One of the first things a pilot learns is the parts of an airplane, from the fuselage to the radial airplane engines to the landing gear. Knowing the parts of an airplane helps the pilot understand how the plane flies, assists with troubleshooting when there is a problem, and provides a clearer understanding of the scope of required maintenance on the plane. Although different types of planes have different parts, every airplane contains several main parts that are common.
Fuselage and Cockpit
Like the radial airplane engine, the fuselage and cockpit are crucial parts of an airplane. The fuselage holds the plane together and is designed to accommodate passengers and cargo. The fuselage also houses the power and radio systems of the airplane. The cockpit houses the command and control systems of the airplane. These controls are used both on the ground and in the air.
The radial airplane engine turns the propeller.
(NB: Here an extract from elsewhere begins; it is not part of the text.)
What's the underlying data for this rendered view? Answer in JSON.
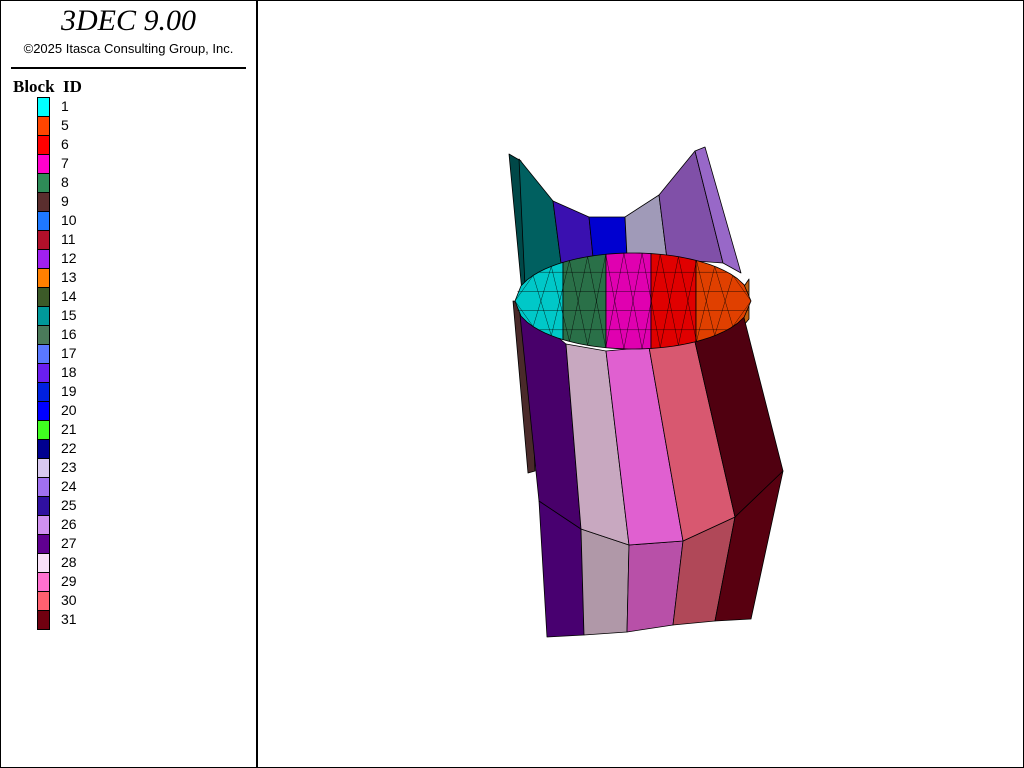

The pilot uses a combination of diameter and pitch of the propeller, as well as the small airplane engine speed to either accelerate or maintain a constant speed. If there is too little thrust, the plane will slow down.
Power Plant and Undercarriage
Radial airplane engines are the power plant of the aircraft. The small airplane engines generate thrust and provide power—both hydraulic and electric—to the aircraft. The undercarriage contains the landing gear, which provides the “legs” of the aircraft when it is on the ground. Landing gear is used for during takeoff and landing.
Wings and Tail
Air passes over and under the wings, generating most of the lift that keeps the plane airborne. In addition, the wing reduces drag at the front of the wing, generates lift at the curved part of the wing, and manages airflow with the rear edge. Inside the wing are slats, flaps and ailerons used as the plane is flying. Slats, located at the front of the wing, adjust the angle of attack, increasing lift . Flaps are normally located on the trailing edge of the wing and are used to increase lift at lower speeds, which is particularly important while landing. Ailerons are hinged sections at the rear of each ring and work asymmetrically. When the left one goes up, the right one goes down, making the aircraft roll right or left. Ailerons are used to move an aircraft left or right, and allow a pilot to control or change the roll of the plane.
The tail of an aircraft includes horizontal and vertical stabilizers, elevators, and a rudder. The horizontal stabilizer maintains stability in flight, acting as a mini-wing at the rear of the airplane. The vertical stabilizer controls the lateral movement of the plane. Without lateral control, the plane would slip, increase drag and become uncontrollable. The elevators are hinged surfaces fitted to the rear of the horizontal stabilizer and work as a pair. When the elevators are up, the aircraft ascends; when the elevators are down, the aircraft descends.
The rudder of a radial engine airplane works much like the rudder of a boat. When the plane is on the ground, pilots use the rudder to turn the plane in the direction the rudder is turned. In the air, the rudder coordinates turns that are made by the ailerons.